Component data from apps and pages
--
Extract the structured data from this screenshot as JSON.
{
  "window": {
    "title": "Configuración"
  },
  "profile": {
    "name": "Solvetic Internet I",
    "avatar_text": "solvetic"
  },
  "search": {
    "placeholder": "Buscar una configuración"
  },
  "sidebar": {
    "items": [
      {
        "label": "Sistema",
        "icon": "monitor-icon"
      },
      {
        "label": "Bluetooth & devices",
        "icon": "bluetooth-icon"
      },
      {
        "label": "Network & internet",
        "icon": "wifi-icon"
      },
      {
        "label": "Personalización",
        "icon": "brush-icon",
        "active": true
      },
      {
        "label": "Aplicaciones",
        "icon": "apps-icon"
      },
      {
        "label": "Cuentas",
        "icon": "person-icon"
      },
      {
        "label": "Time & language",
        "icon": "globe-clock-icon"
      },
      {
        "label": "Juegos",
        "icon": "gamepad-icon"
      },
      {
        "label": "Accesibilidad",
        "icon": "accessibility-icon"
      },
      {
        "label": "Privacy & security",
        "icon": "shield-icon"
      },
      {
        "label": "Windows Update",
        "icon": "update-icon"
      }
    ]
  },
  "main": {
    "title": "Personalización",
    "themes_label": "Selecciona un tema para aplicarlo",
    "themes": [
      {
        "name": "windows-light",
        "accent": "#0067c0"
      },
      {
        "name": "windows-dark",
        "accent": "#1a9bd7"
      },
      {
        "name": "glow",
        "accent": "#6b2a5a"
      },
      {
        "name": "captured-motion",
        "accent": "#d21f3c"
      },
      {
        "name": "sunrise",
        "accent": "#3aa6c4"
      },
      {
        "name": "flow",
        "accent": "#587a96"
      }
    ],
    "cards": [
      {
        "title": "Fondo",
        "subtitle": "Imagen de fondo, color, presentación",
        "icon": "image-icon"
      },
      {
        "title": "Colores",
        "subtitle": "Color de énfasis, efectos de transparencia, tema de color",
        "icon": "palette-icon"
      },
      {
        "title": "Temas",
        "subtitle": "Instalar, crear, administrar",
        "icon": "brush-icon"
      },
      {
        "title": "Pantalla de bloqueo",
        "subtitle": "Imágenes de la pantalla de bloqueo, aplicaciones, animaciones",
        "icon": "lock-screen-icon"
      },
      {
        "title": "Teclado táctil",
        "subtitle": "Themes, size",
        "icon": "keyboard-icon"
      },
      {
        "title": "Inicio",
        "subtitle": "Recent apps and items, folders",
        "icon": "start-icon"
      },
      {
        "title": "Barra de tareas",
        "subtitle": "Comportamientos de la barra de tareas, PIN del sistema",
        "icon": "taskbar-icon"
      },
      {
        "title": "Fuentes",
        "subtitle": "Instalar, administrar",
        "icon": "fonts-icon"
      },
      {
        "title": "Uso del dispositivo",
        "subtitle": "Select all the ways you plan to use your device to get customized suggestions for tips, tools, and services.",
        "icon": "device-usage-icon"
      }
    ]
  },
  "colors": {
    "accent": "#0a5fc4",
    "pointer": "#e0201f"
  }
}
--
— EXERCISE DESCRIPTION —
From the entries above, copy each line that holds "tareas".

— ANSWER —
        "title": "Barra de tareas",
        "subtitle": "Comportamientos de la barra de tareas, PIN del sistema",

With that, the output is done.